* **Your instructions**:
Only the number is wanted: tally the lines below that contain the word "title".

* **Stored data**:

:::::

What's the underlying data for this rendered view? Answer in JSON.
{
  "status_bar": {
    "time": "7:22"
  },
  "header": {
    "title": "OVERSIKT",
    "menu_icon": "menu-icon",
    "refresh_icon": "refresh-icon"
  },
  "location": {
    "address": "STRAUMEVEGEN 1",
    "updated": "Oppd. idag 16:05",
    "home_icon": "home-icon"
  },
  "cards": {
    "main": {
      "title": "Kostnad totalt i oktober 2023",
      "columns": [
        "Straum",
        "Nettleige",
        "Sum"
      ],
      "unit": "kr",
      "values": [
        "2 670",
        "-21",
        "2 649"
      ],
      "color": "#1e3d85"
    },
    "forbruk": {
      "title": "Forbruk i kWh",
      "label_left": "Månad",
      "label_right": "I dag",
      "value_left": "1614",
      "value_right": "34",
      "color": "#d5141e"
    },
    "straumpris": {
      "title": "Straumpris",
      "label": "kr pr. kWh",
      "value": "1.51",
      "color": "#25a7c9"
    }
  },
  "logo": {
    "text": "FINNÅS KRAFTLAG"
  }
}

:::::

* **Response**:
4